- **DATASET CONTENT**
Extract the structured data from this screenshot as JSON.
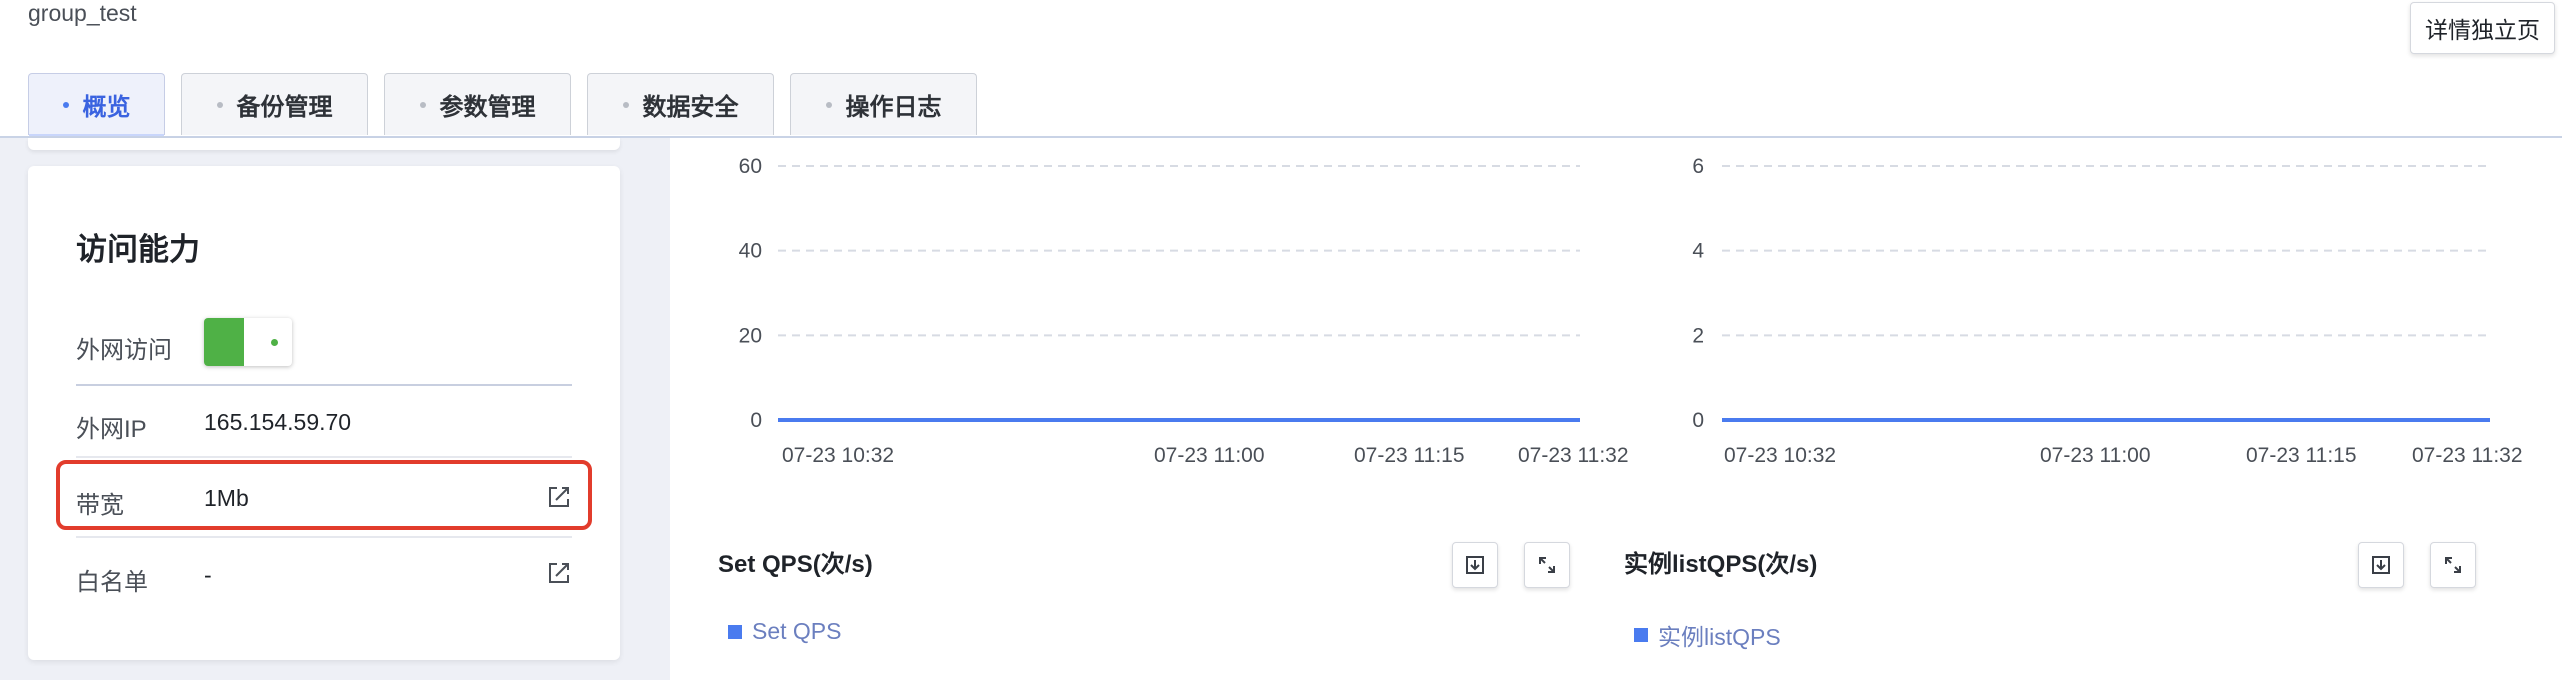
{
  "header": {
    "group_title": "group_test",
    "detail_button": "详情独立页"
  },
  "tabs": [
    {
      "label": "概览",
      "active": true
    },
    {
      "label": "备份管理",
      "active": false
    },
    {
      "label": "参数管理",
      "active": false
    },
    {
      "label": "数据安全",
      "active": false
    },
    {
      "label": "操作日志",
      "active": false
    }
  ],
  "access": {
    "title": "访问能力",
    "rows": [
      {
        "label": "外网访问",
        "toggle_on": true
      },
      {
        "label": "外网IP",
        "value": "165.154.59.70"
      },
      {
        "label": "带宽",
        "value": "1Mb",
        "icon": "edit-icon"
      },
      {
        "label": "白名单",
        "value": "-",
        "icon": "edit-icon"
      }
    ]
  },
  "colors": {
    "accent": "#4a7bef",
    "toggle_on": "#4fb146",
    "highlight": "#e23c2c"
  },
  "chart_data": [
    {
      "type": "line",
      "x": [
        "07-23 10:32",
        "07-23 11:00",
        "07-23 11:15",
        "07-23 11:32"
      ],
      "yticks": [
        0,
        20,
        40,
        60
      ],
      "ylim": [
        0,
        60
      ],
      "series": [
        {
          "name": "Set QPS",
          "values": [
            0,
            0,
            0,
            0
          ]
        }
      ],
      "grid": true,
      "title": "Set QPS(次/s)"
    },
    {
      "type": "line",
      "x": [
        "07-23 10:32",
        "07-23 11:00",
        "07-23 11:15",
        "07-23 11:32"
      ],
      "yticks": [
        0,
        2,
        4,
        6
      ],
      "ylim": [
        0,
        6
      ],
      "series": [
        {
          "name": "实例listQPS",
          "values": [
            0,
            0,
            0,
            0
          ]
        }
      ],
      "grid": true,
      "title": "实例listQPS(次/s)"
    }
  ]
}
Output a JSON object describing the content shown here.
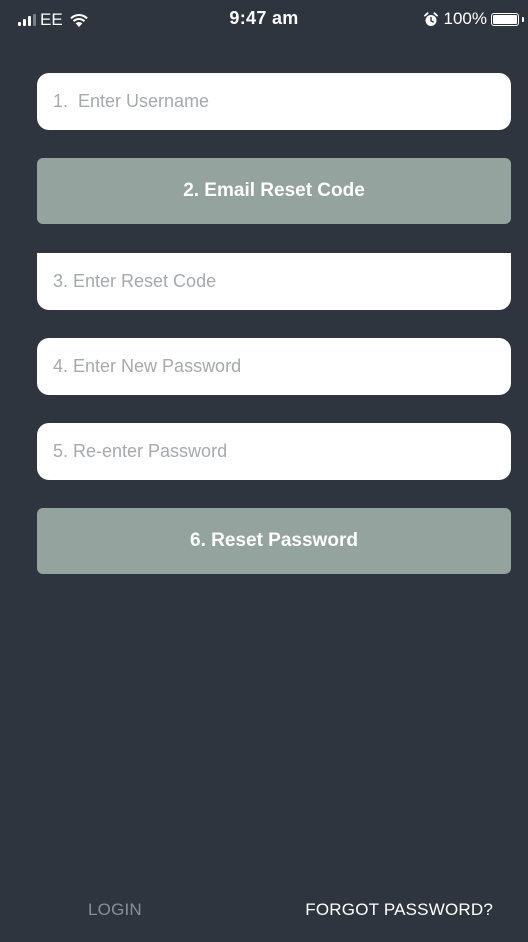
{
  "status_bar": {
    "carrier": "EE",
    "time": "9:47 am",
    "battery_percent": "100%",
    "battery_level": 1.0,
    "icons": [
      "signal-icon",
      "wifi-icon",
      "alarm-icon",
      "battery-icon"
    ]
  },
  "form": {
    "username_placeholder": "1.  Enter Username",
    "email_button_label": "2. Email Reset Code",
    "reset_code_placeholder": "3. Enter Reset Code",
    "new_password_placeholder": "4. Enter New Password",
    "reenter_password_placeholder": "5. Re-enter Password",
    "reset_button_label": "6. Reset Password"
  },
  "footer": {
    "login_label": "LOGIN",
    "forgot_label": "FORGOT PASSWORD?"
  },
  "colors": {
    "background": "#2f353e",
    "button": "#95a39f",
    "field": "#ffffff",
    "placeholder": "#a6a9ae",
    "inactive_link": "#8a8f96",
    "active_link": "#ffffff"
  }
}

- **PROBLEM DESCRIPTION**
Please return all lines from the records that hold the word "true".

- **REPLY TO THE TASK**
      "active": true
        "toggle_on": true
      "grid": true,
      "grid": true,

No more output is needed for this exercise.